In Vitro Fertilization Can Be Optimized through Lab Testing, Says AACC Presenter
San Diego, CA, July 17, 2007—The world’s first test tube baby, Louise Brown of England, will celebrate her twenty-ninth birthday later this month. Since she came into the world in 1978, the field of fertility medicine has progressed by leaps and bounds to the point where a single sperm can be introduced into an egg with a very fine needle. Assisted reproduction technologies (ART) are now relatively common procedures for couples who can’t conceive by natural methods, and laboratory testing plays an important role in ensuring that fertilization procedures are performed at the optimal time and that fertility drugs are properly dosed.
“Laboratory testing is a critical part of in vitro fertilization,” noted William Roudebush, PhD, Manager for Market Development at Beckman Coulter, Inc., in Chaska, MN. “One of the big expenses in assisted reproduction is the initial treatment with fertility drugs,” he explained, “and laboratory testing allows the doctors to know exactly how much drug they should be using in a particular patient.”

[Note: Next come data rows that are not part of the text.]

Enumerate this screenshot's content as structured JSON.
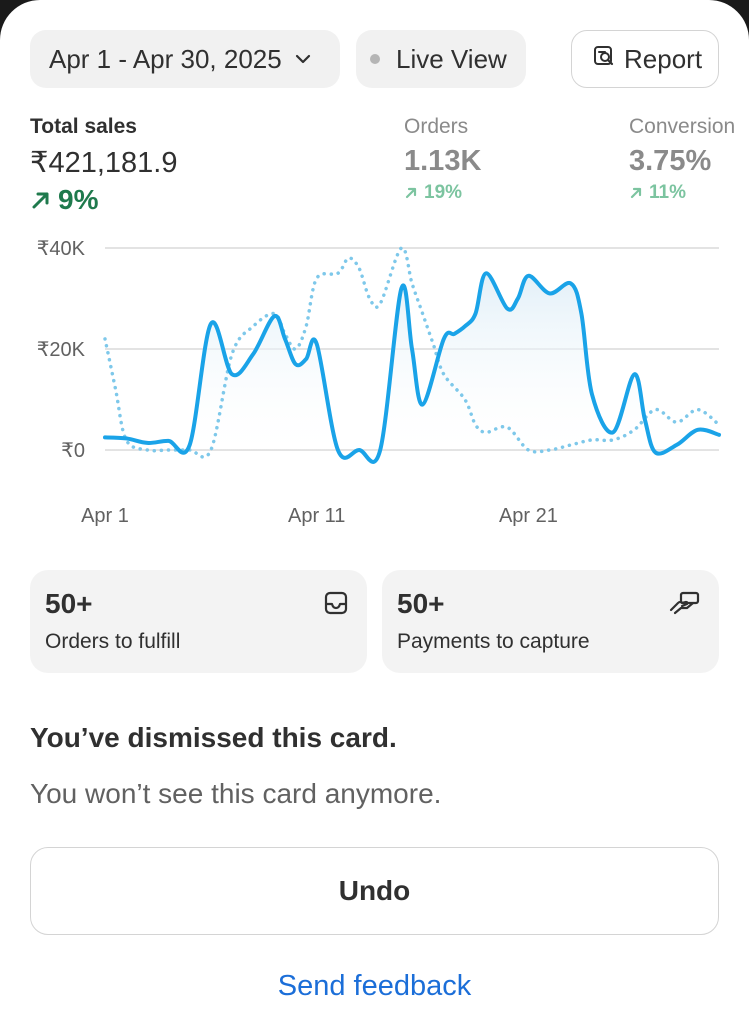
{
  "header": {
    "date_range": "Apr 1 - Apr 30, 2025",
    "live_view": "Live View",
    "report": "Report"
  },
  "metrics": [
    {
      "label": "Total sales",
      "value": "₹421,181.9",
      "delta": "9%"
    },
    {
      "label": "Orders",
      "value": "1.13K",
      "delta": "19%"
    },
    {
      "label": "Conversion",
      "value": "3.75%",
      "delta": "11%"
    }
  ],
  "colors": {
    "series_current": "#1aa3e8",
    "series_previous": "#7ec8ea",
    "positive": "#1f7a4d",
    "positive_muted": "#7cc4a0",
    "link": "#1b6ed8"
  },
  "chart_data": {
    "type": "line",
    "yticks": [
      "₹40K",
      "₹20K",
      "₹0"
    ],
    "xticks": [
      "Apr 1",
      "Apr 11",
      "Apr 21"
    ],
    "ylim": [
      0,
      40000
    ],
    "xlim": [
      1,
      30
    ],
    "grid": true,
    "series": [
      {
        "style": "solid",
        "x": [
          1,
          2,
          3,
          4,
          5,
          6,
          7,
          8,
          9,
          9.5,
          10,
          10.5,
          11,
          12,
          13,
          14,
          15,
          15.5,
          16,
          17,
          17.5,
          18,
          18.5,
          19,
          20,
          20.5,
          21,
          22,
          23,
          23.5,
          24,
          25,
          26,
          26.5,
          27,
          28,
          29,
          30
        ],
        "values": [
          2500,
          2300,
          1400,
          1800,
          1000,
          25000,
          15000,
          19000,
          26500,
          22000,
          17000,
          18000,
          21000,
          0,
          0,
          0,
          32000,
          20000,
          9000,
          22000,
          23000,
          24500,
          27000,
          35000,
          28000,
          30000,
          34500,
          31000,
          33000,
          27000,
          11000,
          3500,
          15000,
          6000,
          -500,
          1000,
          4000,
          3000
        ]
      },
      {
        "style": "dotted",
        "x": [
          1,
          1.5,
          2,
          3,
          4,
          5,
          6,
          7,
          8,
          9,
          9.5,
          10,
          10.5,
          11,
          12,
          12.5,
          13,
          13.5,
          14,
          15,
          15.5,
          16,
          16.5,
          17,
          18,
          18.5,
          19,
          20,
          21,
          22,
          23,
          24,
          25,
          26,
          27,
          28,
          29,
          30
        ],
        "values": [
          22000,
          12000,
          2000,
          0,
          0,
          0,
          0,
          19000,
          24500,
          27000,
          23000,
          20000,
          24500,
          34000,
          35000,
          38000,
          36000,
          30000,
          29000,
          40000,
          33000,
          27000,
          21000,
          15000,
          10000,
          5000,
          3500,
          4500,
          0,
          0,
          1000,
          2000,
          2000,
          4000,
          8000,
          5500,
          8000,
          5000
        ]
      }
    ]
  },
  "cards": [
    {
      "value": "50+",
      "label": "Orders to fulfill",
      "icon": "inbox-icon"
    },
    {
      "value": "50+",
      "label": "Payments to capture",
      "icon": "payment-hand-icon"
    }
  ],
  "dismissed": {
    "title": "You’ve dismissed this card.",
    "subtitle": "You won’t see this card anymore.",
    "undo": "Undo",
    "feedback": "Send feedback"
  }
}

In addition, proper drug dosing can help minimize the chances of higher-order multiple pregnancies, which are much harder to manage and come with greater risks than singleton, twin, or even triplet pregnancies. Those increased risks were clearly illustrated earlier this summer, when a Minnesota couple using fertility treatments lost four of six babies born four-and-a-half months prematurely.
But not only can fertility testing offer guidance in terms of drug delivery, it helps ensure that the timing of embryo transfer occurs when there is the greatest chance for success. “Immunodiagnostic testing lets doctors time a transfer so that embryos are implanted into an optimal environment for development,” said Roudebush, who noted that results of endocrine testing can also broaden the pool of patients eligible for ART. “Some women who previously would have been excluded from ART based solely on maternal age may now be able to take advantage these techniques.”

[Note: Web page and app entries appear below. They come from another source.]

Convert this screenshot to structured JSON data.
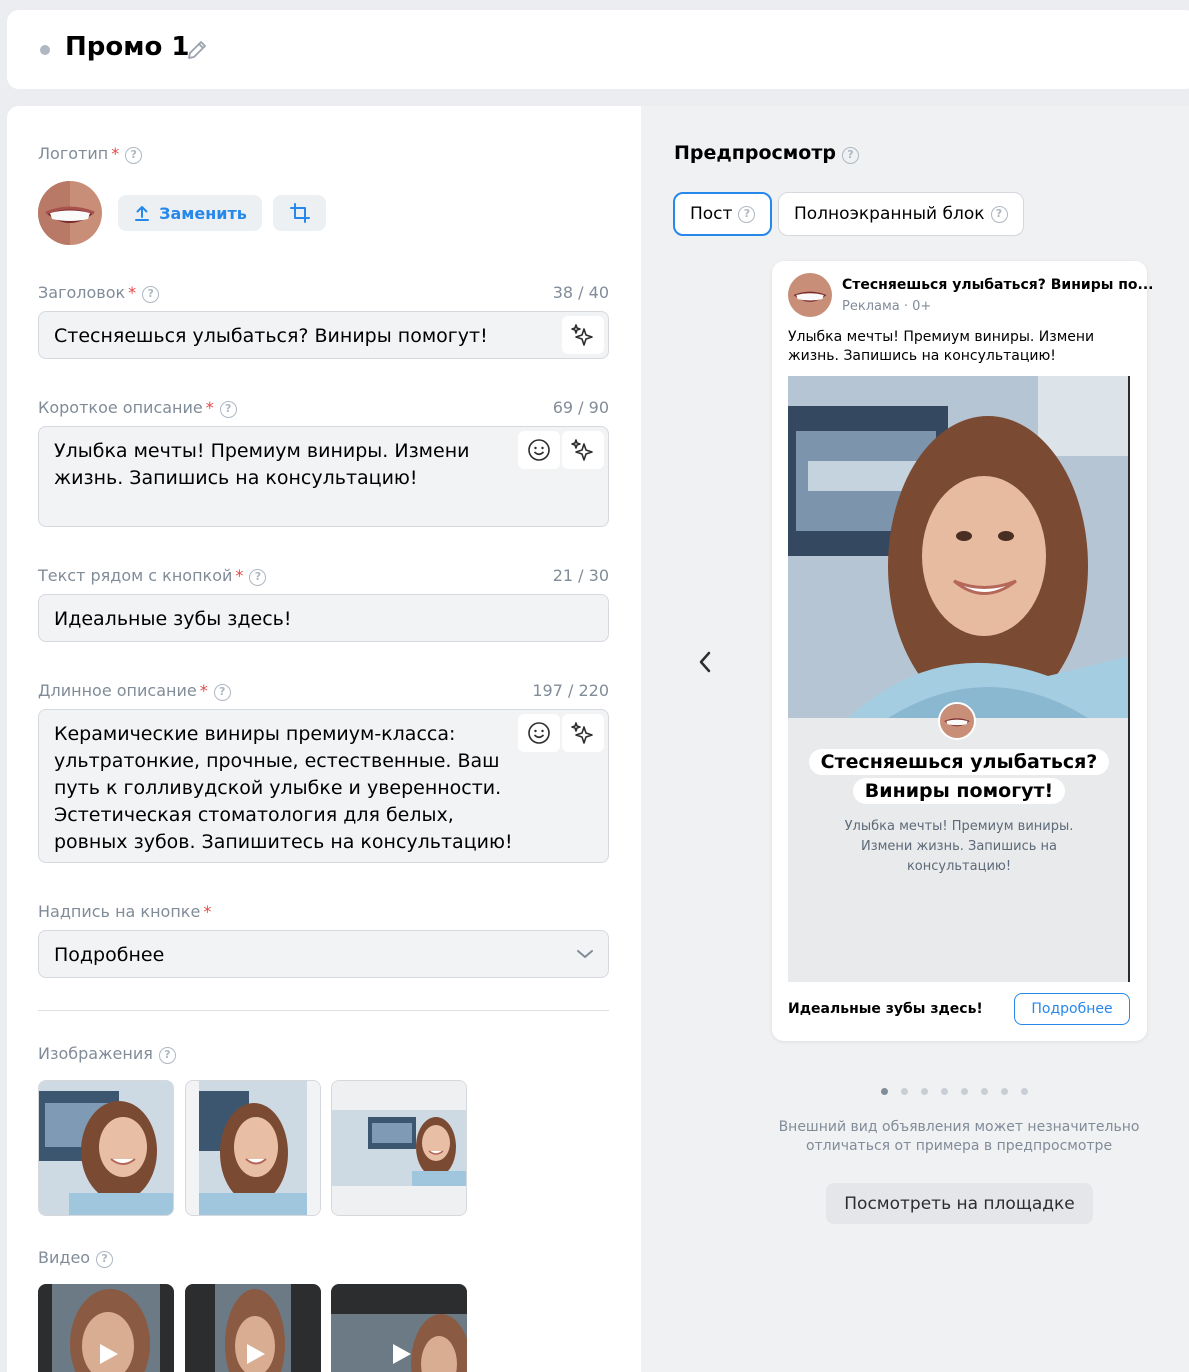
{
  "header": {
    "title": "Промо 1"
  },
  "form": {
    "logo": {
      "label": "Логотип",
      "replace_label": "Заменить"
    },
    "headline": {
      "label": "Заголовок",
      "counter": "38 / 40",
      "value": "Стесняешься улыбаться? Виниры помогут!"
    },
    "short_desc": {
      "label": "Короткое описание",
      "counter": "69 / 90",
      "value": "Улыбка мечты! Премиум виниры. Измени жизнь. Запишись на консультацию!"
    },
    "button_text": {
      "label": "Текст рядом с кнопкой",
      "counter": "21 / 30",
      "value": "Идеальные зубы здесь!"
    },
    "long_desc": {
      "label": "Длинное описание",
      "counter": "197 / 220",
      "value": "Керамические виниры премиум-класса: ультратонкие, прочные, естественные. Ваш путь к голливудской улыбке и уверенности. Эстетическая стоматология для белых, ровных зубов. Запишитесь на консультацию!"
    },
    "button_caption": {
      "label": "Надпись на кнопке",
      "value": "Подробнее"
    },
    "images": {
      "label": "Изображения"
    },
    "video": {
      "label": "Видео"
    }
  },
  "preview": {
    "title": "Предпросмотр",
    "tabs": [
      "Пост",
      "Полноэкранный блок"
    ],
    "active_tab": "Пост",
    "card": {
      "headline": "Стесняешься улыбаться? Виниры по...",
      "meta": "Реклама · 0+",
      "text": "Улыбка мечты! Премиум виниры. Измени жизнь. Запишись на консультацию!",
      "overlay_title_1": "Стесняешься улыбаться?",
      "overlay_title_2": "Виниры помогут!",
      "overlay_text": "Улыбка мечты! Премиум виниры. Измени жизнь. Запишись на консультацию!",
      "cta_text": "Идеальные зубы здесь!",
      "cta_button": "Подробнее"
    },
    "slides_total": 8,
    "slide_active": 1,
    "disclaimer": "Внешний вид объявления может незначительно отличаться от примера в предпросмотре",
    "view_button": "Посмотреть на площадке"
  },
  "colors": {
    "accent": "#2688eb",
    "required": "#e64646",
    "muted": "#818c99"
  }
}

Dr. Roudebush will be discussing these issues in two limited-capacity sessions on Tuesday, July 17, during AACC’s Annual Meeting at the San Diego Convention Center. The meeting attracts 20,000 physicians, scientists and other professionals interested in laboratory science and medicine. More than 200 educational sessions will present the latest information on a wide range of topics in science and medicine. For more information on AACC, visit www.aacc.org.

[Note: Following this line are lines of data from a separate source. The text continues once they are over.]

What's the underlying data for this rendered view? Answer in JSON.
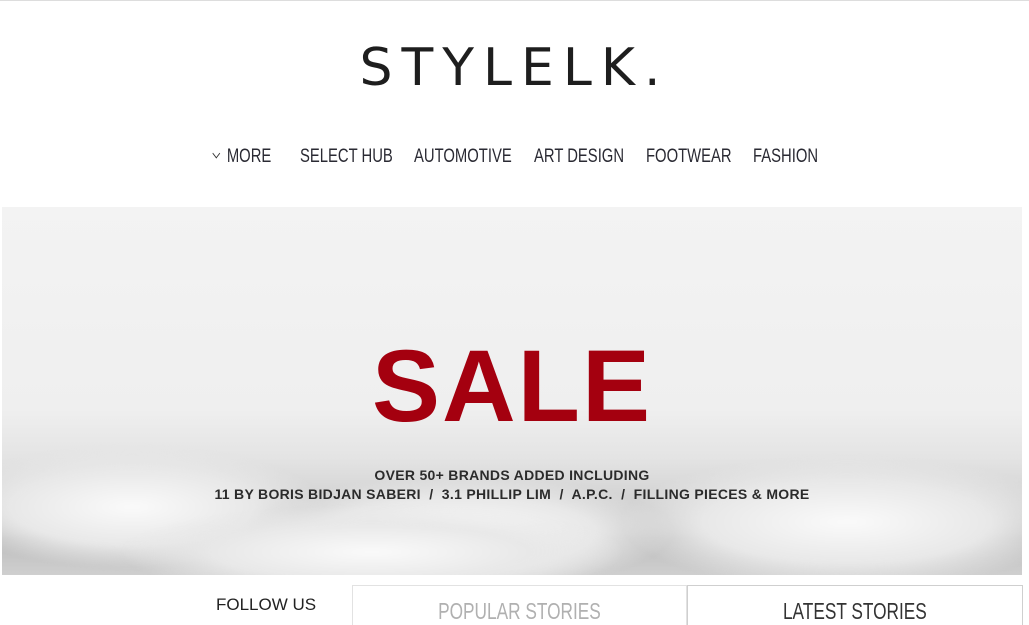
{
  "site": {
    "logo": "STYLELK."
  },
  "nav": {
    "items": [
      {
        "label": "MORE",
        "icon": "chevron-down-icon"
      },
      {
        "label": "SELECT HUB"
      },
      {
        "label": "AUTOMOTIVE"
      },
      {
        "label": "ART DESIGN"
      },
      {
        "label": "FOOTWEAR"
      },
      {
        "label": "FASHION"
      }
    ]
  },
  "banner": {
    "headline": "SALE",
    "line1": "OVER 50+ BRANDS ADDED INCLUDING",
    "line2": "11 BY BORIS BIDJAN SABERI  /  3.1 PHILLIP LIM  /  A.P.C.  /  FILLING PIECES & MORE",
    "headline_color": "#a4000f"
  },
  "footer": {
    "follow_label": "FOLLOW US",
    "tabs": [
      {
        "label": "POPULAR STORIES",
        "active": false
      },
      {
        "label": "LATEST STORIES",
        "active": true
      }
    ]
  }
}
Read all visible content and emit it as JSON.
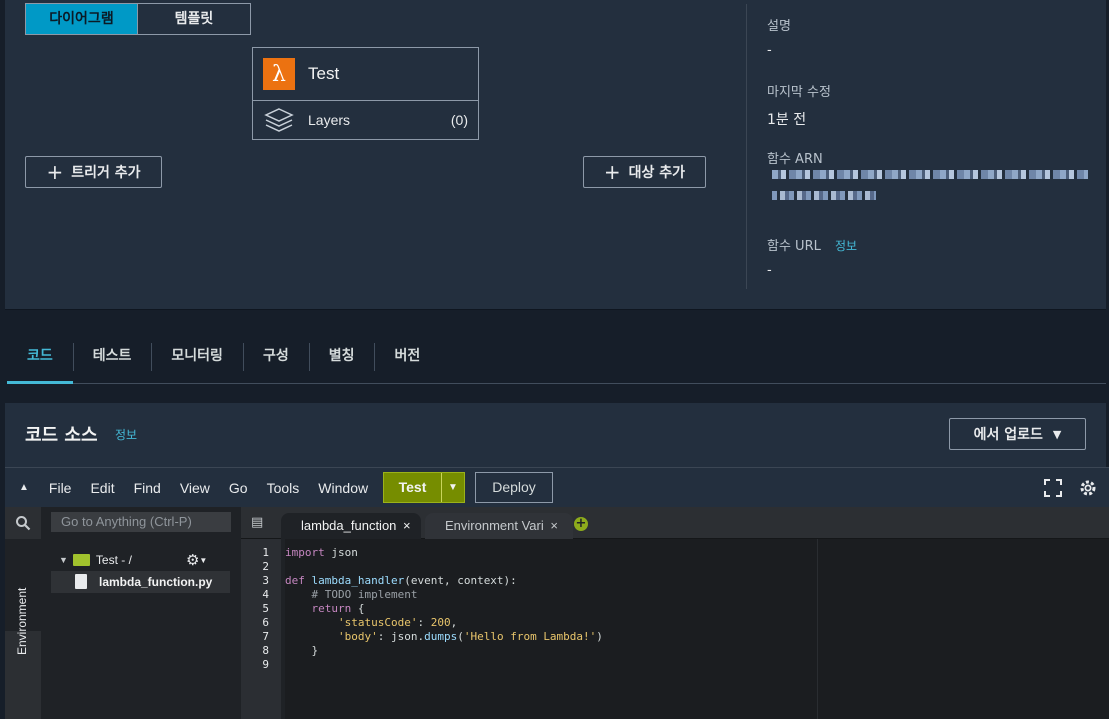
{
  "overview": {
    "view_toggle": {
      "diagram": "다이어그램",
      "template": "템플릿"
    },
    "function": {
      "name": "Test",
      "layers_label": "Layers",
      "layers_count": "(0)"
    },
    "add_trigger": "트리거 추가",
    "add_destination": "대상 추가",
    "details": {
      "description_label": "설명",
      "description_value": "-",
      "modified_label": "마지막 수정",
      "modified_value": "1분 전",
      "arn_label": "함수 ARN",
      "url_label": "함수 URL",
      "url_info": "정보",
      "url_value": "-"
    }
  },
  "tabs": [
    "코드",
    "테스트",
    "모니터링",
    "구성",
    "별칭",
    "버전"
  ],
  "code_source": {
    "title": "코드 소스",
    "info": "정보",
    "upload_button": "에서 업로드"
  },
  "ide": {
    "menu": [
      "File",
      "Edit",
      "Find",
      "View",
      "Go",
      "Tools",
      "Window"
    ],
    "test_button": "Test",
    "deploy_button": "Deploy",
    "goto_placeholder": "Go to Anything (Ctrl-P)",
    "environment_label": "Environment",
    "tree_root": "Test - /",
    "tree_file": "lambda_function.py",
    "editor_tabs": [
      "lambda_function",
      "Environment Vari"
    ],
    "line_numbers": [
      "1",
      "2",
      "3",
      "4",
      "5",
      "6",
      "7",
      "8",
      "9"
    ]
  },
  "colors": {
    "accent": "#44b9d6",
    "lambda_orange": "#ec7211",
    "test_green": "#768d00"
  }
}
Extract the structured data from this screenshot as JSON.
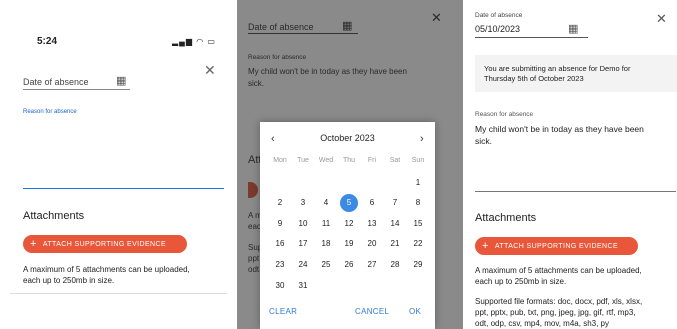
{
  "screen1": {
    "status_time": "5:24",
    "date_label": "Date of absence",
    "reason_label": "Reason for absence",
    "attachments_title": "Attachments",
    "attach_button": "ATTACH SUPPORTING EVIDENCE",
    "limit_line1": "A maximum of 5 attachments can be uploaded,",
    "limit_line2": "each up to 250mb in size."
  },
  "screen2": {
    "date_label": "Date of absence",
    "reason_label": "Reason for absence",
    "reason_line1": "My child won't be in today as they have been",
    "reason_line2": "sick.",
    "bg_fragments": [
      "Att",
      "A m",
      "eac",
      "Sup",
      "ppt",
      "odt"
    ],
    "picker": {
      "month": "October 2023",
      "weekdays": [
        "Mon",
        "Tue",
        "Wed",
        "Thu",
        "Fri",
        "Sat",
        "Sun"
      ],
      "weeks": [
        [
          "",
          "",
          "",
          "",
          "",
          "",
          "1"
        ],
        [
          "2",
          "3",
          "4",
          "5",
          "6",
          "7",
          "8"
        ],
        [
          "9",
          "10",
          "11",
          "12",
          "13",
          "14",
          "15"
        ],
        [
          "16",
          "17",
          "18",
          "19",
          "20",
          "21",
          "22"
        ],
        [
          "23",
          "24",
          "25",
          "26",
          "27",
          "28",
          "29"
        ],
        [
          "30",
          "31",
          "",
          "",
          "",
          "",
          ""
        ]
      ],
      "selected": "5",
      "clear": "CLEAR",
      "cancel": "CANCEL",
      "ok": "OK"
    }
  },
  "screen3": {
    "date_label": "Date of absence",
    "date_value": "05/10/2023",
    "info_line1": "You are submitting an absence for Demo for",
    "info_line2": "Thursday 5th of October 2023",
    "reason_label": "Reason for absence",
    "reason_line1": "My child won't be in today as they have been",
    "reason_line2": "sick.",
    "attachments_title": "Attachments",
    "attach_button": "ATTACH SUPPORTING EVIDENCE",
    "limit_line1": "A maximum of 5 attachments can be uploaded,",
    "limit_line2": "each up to 250mb in size.",
    "formats_line1": "Supported file formats: doc, docx, pdf, xls, xlsx,",
    "formats_line2": "ppt, pptx, pub, txt, png, jpeg, jpg, gif, rtf, mp3,",
    "formats_line3": "odt, odp, csv, mp4, mov, m4a, sh3, py"
  },
  "colors": {
    "accent": "#e8573a",
    "link": "#1565c0",
    "selected": "#3b8ae6"
  }
}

Interviews with Dr. Roudebush may be arranged by contacting Brian Ruberry, (619) 525-6227.